Tried to keep the boat as powered as I could and didn’t feel the need to depower except for at the end when I was tired. If you’re not on the heavier side, I think depowering was needed. But don’t forget to start with some power in the sail off the line and be adjusting in the lulls. I also adjusted the sail controls for the reach and downwind right before the weather mark. This helped get up to speed faster and get ahead if I was with someone at the rounding.
I tried the straight downwind strategy and bigger broad reaches. Each had its advantage. I didn’t like the reach approach when I had to sail very high to induce the plane. I think I just sailed too much extra distance and vmg went to those sailing on dead downwind heading.
See everyone next week. Let’s hope for even more wind!
- keep the boat moving – at the start and by not pinching upwind
- actively look around to figure out where the wind is
- keep my weight forward – upwind and downwind
- roll tack
Awesome day on the water! Great job to the RC for fitting in several quality races.
On January 1, 1974, about the time of one of the first Hangover Regattas, the Potomac River Laser Fleet was comprised very similarly to today’s fleet, with the British Naval Attaché as our fleet captain, Turkish diplomates, Lightning sailors, 470 sailors, Jet 14 sailors and numerous high school sailors. Mark Bear and I were two of those high school sailors. With the guidance of Peter Syverson the Potomac boasted one of the first Laser fleets. There was one important difference, however. In 1974 Northern Virginia had yet to experience its huge building boom. The Sailing Marina was uniformly 14 feet in depth across the cove to the airport rip rap. We regularly held huge events in the cove including such deep water boats as Stars.Today, much of Arlington and Falls Church have washed down Four Mile Run into our cove and center of the river. Nabeel, our RC chair, citing the extreme low tide, wisely elected to head north to avoid the shallow conditions downstream from the marina. As we headed for the race course both old timers such as Mark and Michael, and even fleet regulars such as Dan and myself( I am almost a regular), found themselves glued to the bottom just inside the last day mark. Fortunately, I was able to spring free just in time to make the two minute horn. I was able to convince Nabeel to postpone to accommodate our less fortunate fleet members.

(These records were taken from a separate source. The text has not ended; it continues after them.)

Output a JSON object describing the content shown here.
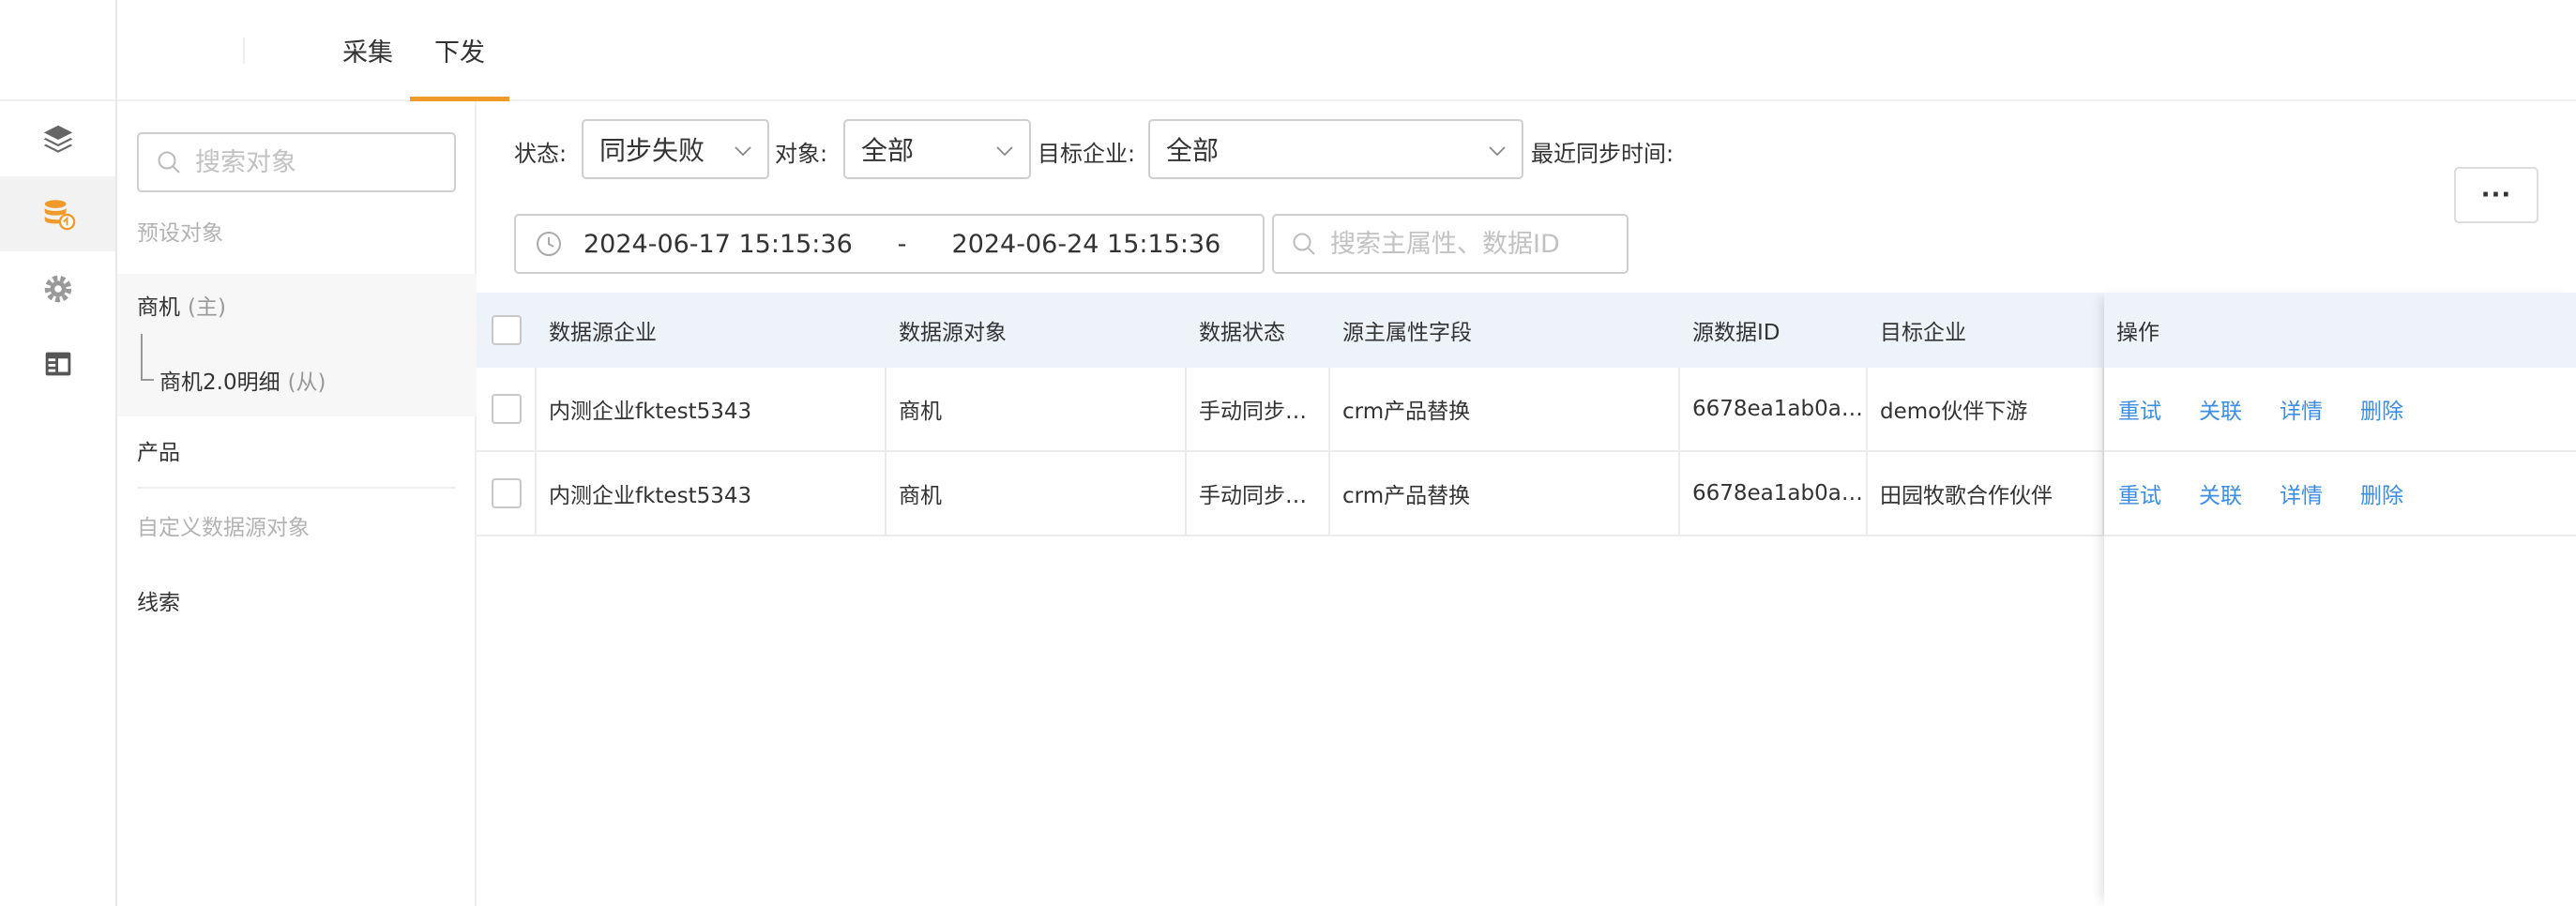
{
  "rail": {
    "items": [
      {
        "icon": "layers-icon",
        "active": false
      },
      {
        "icon": "database-sync-icon",
        "active": true
      },
      {
        "icon": "gear-icon",
        "active": false
      },
      {
        "icon": "table-icon",
        "active": false
      }
    ]
  },
  "tabs": [
    {
      "label": "采集",
      "active": false
    },
    {
      "label": "下发",
      "active": true
    }
  ],
  "object_panel": {
    "search_placeholder": "搜索对象",
    "preset_title": "预设对象",
    "preset_items": [
      {
        "label": "商机",
        "tag": "(主)"
      },
      {
        "label": "商机2.0明细",
        "tag": "(从)"
      },
      {
        "label": "产品"
      }
    ],
    "custom_title": "自定义数据源对象",
    "custom_items": [
      {
        "label": "线索"
      }
    ]
  },
  "filters": {
    "status_label": "状态:",
    "status_value": "同步失败",
    "object_label": "对象:",
    "object_value": "全部",
    "target_label": "目标企业:",
    "target_value": "全部",
    "recent_label": "最近同步时间:",
    "date_start": "2024-06-17 15:15:36",
    "date_sep": "-",
    "date_end": "2024-06-24 15:15:36",
    "data_search_placeholder": "搜索主属性、数据ID",
    "more_label": "···"
  },
  "table": {
    "columns": [
      "数据源企业",
      "数据源对象",
      "数据状态",
      "源主属性字段",
      "源数据ID",
      "目标企业",
      "操作"
    ],
    "rows": [
      [
        "内测企业fktest5343",
        "商机",
        "手动同步…",
        "crm产品替换",
        "6678ea1ab0a…",
        "demo伙伴下游"
      ],
      [
        "内测企业fktest5343",
        "商机",
        "手动同步…",
        "crm产品替换",
        "6678ea1ab0a…",
        "田园牧歌合作伙伴"
      ]
    ],
    "actions": [
      "重试",
      "关联",
      "详情",
      "删除"
    ]
  },
  "colors": {
    "accent": "#f09a2a",
    "link": "#3a8ee6",
    "header_bg": "#eef3fa"
  }
}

Laser Frostbite Fleet,
First, as newcomer to the fleet – hello to everybody! I moved to DC late last year and – after seeing the fleet out one day having too much fun while I was driving by in slow traffic — I decided to get back into Lasers. Turns out, one of the best decisions I’ve made recently. Actually that’s not a high bar in my case, but still….